** Records supplied **

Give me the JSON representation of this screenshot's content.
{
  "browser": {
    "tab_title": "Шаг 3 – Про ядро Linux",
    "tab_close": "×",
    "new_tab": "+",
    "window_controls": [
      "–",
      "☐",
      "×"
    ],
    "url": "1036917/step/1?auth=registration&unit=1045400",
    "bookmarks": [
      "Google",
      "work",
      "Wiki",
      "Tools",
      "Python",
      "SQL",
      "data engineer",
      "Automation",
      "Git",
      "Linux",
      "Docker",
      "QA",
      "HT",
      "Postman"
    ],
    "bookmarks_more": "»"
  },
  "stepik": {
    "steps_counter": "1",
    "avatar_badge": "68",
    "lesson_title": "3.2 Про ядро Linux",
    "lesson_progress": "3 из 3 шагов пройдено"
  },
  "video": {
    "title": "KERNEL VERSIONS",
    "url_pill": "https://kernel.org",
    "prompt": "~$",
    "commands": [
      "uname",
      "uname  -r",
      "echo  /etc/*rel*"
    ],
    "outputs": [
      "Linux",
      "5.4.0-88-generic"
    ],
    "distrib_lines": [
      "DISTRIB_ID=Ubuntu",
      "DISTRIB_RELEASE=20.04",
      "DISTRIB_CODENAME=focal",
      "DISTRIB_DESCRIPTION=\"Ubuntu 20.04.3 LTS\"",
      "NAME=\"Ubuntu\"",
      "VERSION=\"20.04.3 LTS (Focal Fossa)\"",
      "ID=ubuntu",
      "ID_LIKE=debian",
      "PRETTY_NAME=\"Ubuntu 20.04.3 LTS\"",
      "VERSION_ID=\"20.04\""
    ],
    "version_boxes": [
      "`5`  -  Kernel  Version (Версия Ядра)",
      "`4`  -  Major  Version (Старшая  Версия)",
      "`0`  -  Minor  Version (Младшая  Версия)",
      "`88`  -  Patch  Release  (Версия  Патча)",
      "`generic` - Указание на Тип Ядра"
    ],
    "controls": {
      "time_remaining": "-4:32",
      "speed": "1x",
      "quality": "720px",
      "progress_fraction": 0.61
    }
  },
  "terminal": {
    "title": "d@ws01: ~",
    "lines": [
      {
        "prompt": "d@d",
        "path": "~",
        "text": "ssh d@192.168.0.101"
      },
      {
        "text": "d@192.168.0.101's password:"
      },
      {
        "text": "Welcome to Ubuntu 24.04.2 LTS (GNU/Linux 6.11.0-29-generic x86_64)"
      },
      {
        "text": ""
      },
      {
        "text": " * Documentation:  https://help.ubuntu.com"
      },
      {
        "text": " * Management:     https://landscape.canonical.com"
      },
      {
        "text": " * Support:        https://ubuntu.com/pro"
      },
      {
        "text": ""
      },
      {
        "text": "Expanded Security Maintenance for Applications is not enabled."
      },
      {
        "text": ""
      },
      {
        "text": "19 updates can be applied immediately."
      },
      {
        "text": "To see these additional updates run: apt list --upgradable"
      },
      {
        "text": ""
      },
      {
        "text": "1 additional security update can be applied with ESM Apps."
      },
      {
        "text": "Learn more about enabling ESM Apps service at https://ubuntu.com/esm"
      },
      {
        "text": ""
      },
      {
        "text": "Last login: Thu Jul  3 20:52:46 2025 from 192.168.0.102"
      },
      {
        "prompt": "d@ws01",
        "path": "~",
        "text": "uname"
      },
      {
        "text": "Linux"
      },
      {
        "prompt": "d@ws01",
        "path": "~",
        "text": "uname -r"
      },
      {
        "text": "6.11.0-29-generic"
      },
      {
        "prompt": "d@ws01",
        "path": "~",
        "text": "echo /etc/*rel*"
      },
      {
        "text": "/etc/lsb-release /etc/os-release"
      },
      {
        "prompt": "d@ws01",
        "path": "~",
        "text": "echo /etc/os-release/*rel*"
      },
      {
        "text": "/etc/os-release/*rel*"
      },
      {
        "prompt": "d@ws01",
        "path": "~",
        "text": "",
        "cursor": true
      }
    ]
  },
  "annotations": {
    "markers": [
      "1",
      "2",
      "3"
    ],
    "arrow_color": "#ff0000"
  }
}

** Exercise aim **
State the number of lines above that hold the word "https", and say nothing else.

** Result of the exercise **
5